Some religious organizations tried to avoid a confrontation with the IRS by stopping just short of direct election endorsements. One incident involved the Billy Graham Evangelistic Association (BGEA). On Oct. 11, Graham, who is 94, met with Romney, prayed with him and promised to help his candidacy.

Shortly after that, the BGEA, now led by Graham’s bombastic son Franklin, began placing full-page newspaper ads in national dailies as well as swing-state newspapers.

The ads featured a large photo of the senior Graham. The text read in part, “I strongly urge you to vote for candidates who support the biblical definition of marriage between a man and a woman, protect the sanctity of life and defend our religious freedoms.” (At the same time, material critical of Mormonism was scrubbed from the ministry website.)

Religious Right groups also worked hard  to build a ground game. Ralph Reed’s Faith & Freedom Coalition reportedly received a $10 million donation from right-wing donors to mobilize evangelicals for the GOP.

The ever-boastful Reed announced that he would produce 25 million voter guides and reach out to 117,000 churches. Critics were skeptical of the claim. Scholars estimate there are only 350,000 congregations total in the United States, and most of them would not be inclined to help Reed.

Indeed, Reed’s much-ballyhooed grassroots operation failed to sprout. Although exit polls showed Romney winning white evangelicals nationally by the large margin of 78 percent, evangelical turnout dropped in three key states – Ohio, Virginia and Florida.

In addition, Obama took the Cath­olic vote 50 percent to 48 percent and did well with Jews (69 percent to 30 percent) and the unaffiliated (70 percent to 26 percent).

In the waning days of the race, Republican strategists threw a Hail Mary pass and dispatched vice presidential hopeful U.S. Rep. Paul Ryan (R-Wisc.) to rally the right-wing evangelical base one last time.

In a Nov. 4 phone call organized by Reed’s group, Ryan, a conservative Catholic popular with the Religious Right, stoked the flames of the culture war. He told participants that Obama is seeking “a path that grows government, restricts freedom and liberty and compromises those values – those Judeo-Christian, Western civilization values – that made us a great and exceptional nation in the first place.”

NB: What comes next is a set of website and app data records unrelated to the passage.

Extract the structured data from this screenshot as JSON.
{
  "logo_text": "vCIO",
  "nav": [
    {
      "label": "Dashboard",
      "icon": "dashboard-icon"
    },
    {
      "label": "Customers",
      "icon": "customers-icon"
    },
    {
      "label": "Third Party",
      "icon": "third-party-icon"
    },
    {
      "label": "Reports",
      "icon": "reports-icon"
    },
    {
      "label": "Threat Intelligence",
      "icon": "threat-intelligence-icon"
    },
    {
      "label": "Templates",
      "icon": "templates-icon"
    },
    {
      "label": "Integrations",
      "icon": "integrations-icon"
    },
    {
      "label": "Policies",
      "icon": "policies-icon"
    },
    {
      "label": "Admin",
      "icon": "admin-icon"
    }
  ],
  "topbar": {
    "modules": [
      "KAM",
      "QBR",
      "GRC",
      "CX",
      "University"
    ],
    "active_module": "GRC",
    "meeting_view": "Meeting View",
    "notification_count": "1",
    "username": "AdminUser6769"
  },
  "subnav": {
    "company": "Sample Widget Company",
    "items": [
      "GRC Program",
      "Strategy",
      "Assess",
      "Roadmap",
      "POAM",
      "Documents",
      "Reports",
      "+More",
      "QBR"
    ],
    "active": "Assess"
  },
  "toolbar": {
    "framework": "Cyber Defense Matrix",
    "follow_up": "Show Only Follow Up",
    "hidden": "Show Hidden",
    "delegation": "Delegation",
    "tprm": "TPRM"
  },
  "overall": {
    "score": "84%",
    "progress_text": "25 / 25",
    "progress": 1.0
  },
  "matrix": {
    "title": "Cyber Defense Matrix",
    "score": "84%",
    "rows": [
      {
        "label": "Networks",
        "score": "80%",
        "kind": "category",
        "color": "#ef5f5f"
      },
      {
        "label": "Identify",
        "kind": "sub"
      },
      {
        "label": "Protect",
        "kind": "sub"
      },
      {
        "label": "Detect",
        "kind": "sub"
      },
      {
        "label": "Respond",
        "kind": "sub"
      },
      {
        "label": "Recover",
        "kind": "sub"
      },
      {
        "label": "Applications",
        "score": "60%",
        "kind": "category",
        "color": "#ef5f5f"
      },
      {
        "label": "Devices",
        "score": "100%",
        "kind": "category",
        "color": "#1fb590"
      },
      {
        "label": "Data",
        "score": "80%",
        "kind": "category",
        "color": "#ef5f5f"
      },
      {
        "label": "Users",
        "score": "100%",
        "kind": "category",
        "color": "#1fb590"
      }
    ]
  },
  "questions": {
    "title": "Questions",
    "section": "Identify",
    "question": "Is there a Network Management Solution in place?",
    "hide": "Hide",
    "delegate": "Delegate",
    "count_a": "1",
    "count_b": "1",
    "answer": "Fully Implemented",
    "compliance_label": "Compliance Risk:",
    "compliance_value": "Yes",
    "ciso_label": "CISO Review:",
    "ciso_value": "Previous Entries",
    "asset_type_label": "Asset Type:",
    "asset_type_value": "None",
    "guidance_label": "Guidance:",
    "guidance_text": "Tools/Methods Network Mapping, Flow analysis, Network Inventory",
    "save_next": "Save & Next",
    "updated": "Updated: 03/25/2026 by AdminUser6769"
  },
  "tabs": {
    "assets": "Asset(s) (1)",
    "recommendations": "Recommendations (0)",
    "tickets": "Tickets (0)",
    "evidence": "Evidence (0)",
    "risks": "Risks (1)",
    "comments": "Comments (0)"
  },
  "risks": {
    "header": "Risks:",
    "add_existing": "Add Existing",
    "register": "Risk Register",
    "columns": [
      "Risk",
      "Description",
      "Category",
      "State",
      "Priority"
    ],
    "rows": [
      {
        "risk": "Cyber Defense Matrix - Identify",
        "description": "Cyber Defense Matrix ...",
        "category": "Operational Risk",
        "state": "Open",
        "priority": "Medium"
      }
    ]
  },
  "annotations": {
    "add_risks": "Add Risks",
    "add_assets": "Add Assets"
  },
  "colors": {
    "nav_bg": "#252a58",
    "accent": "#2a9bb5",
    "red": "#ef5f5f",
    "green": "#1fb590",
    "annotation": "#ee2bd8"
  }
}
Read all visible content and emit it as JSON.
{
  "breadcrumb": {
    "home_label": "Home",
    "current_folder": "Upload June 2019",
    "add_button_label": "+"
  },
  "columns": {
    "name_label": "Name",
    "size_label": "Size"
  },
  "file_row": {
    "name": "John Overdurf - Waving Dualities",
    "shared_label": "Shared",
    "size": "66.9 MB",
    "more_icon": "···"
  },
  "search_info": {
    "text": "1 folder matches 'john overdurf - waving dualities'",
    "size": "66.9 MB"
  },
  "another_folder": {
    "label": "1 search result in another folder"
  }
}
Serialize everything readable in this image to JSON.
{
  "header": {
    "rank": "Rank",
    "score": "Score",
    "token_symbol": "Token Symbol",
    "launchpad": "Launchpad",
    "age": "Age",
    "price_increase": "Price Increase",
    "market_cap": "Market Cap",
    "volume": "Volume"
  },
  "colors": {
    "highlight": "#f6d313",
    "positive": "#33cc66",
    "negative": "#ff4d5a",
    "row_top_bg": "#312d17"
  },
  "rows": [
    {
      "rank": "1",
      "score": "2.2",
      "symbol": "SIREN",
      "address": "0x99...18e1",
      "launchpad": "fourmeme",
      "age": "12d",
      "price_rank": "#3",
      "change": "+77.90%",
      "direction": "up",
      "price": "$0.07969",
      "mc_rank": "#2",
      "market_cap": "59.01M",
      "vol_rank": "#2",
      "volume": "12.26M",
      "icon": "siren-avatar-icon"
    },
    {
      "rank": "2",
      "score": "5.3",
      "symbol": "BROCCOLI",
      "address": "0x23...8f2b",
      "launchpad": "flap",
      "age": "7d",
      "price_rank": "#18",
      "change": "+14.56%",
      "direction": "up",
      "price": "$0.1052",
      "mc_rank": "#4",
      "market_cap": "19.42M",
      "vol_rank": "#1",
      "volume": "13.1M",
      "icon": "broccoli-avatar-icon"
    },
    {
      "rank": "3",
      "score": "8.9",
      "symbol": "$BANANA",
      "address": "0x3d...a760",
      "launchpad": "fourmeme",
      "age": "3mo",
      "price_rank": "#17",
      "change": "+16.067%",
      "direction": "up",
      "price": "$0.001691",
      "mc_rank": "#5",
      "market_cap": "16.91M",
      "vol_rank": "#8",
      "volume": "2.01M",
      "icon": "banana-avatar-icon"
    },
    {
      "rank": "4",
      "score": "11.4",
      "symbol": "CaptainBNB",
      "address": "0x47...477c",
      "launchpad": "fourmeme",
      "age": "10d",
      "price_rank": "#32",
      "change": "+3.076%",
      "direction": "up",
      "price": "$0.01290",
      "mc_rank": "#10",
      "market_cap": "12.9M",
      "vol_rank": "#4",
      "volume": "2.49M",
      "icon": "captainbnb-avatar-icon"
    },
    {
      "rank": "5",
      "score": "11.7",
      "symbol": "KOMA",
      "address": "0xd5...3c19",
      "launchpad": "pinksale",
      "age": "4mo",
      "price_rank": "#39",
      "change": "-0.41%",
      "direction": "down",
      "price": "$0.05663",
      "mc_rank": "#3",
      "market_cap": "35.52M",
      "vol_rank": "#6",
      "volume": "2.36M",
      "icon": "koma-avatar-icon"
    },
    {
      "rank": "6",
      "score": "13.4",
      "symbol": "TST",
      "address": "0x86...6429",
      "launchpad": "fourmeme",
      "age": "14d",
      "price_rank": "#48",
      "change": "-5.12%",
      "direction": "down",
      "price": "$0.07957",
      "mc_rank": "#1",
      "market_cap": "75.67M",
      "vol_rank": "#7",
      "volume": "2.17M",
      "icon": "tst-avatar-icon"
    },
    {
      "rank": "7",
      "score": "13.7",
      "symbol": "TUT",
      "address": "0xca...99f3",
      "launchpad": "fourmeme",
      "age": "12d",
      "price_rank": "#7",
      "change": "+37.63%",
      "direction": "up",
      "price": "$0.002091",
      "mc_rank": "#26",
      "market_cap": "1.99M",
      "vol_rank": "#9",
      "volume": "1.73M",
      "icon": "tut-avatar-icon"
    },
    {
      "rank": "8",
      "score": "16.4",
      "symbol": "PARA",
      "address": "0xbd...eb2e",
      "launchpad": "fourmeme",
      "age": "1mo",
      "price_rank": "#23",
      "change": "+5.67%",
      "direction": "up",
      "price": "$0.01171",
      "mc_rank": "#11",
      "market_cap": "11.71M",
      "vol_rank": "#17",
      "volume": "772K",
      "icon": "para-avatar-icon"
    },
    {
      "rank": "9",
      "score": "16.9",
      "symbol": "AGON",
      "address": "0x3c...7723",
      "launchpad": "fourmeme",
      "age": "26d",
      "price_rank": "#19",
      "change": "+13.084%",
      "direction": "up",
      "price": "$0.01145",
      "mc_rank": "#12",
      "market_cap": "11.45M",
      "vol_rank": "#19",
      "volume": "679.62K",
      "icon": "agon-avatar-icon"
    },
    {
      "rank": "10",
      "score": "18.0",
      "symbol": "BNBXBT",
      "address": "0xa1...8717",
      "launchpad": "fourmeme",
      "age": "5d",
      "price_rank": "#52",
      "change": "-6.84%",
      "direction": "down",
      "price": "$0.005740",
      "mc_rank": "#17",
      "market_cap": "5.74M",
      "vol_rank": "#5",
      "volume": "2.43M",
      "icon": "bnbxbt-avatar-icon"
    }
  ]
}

But voters were focused on jobs, not “Judeo-Christian values.” By an overwhelming margin, they told pollsters that the economy was their main concern, not the social issues that preoccupy the Religious Right.

Movement leaders reacted to the election results with dismay but resolve.  On Nov. 7, Gary Bauer, president of American Values, issued a bitter message asserting, “[Obama] has no mandate. In the months ahead, we will pray more, work harder and do everything possible to save this good and decent land.”

Tony Perkins, president of the Fam­ily Research Council, admitted that the results were a setback but vowed to fight on.

“Of course, there will be a temptation after this election for people to despair and disengage, believing that Am­erica is beyond hope,” Perkins wrote to supporters. “It isn’t. Despite the devastation of these last 24 hours, there is no reason to apologize, back away from, or rethink what we stand for.”

He insisted that the GOP consider “a renewed focus on the party’s conservative core.”

AU’s Lynn said he’s glad that heavy-handed efforts by ultra-conservative religious groups to dominate the democratic process failed.

But Lynn was quick to add that no one should assume that this defeat means that the Religious Right is going away. As a matter of fact, the long-time observer of faith and politics said he expects the Religious Right to come back into the political arena with rhetorical guns blazing.

The movement’s stinging defeat in 2012, Lynn said, will only spur theocratic groups to dig in, raise more money and carry forth the banner for the “culture war.”

“I think the battles over contraceptive coverage, marriage equality and other social issues are likely to heat up, not cool down,” Lynn said. “The Catholic bishops and their fundamentalist friends are increasingly desperate. They see their political clout slipping away, and they are going to do everything possible to implement their agenda now.”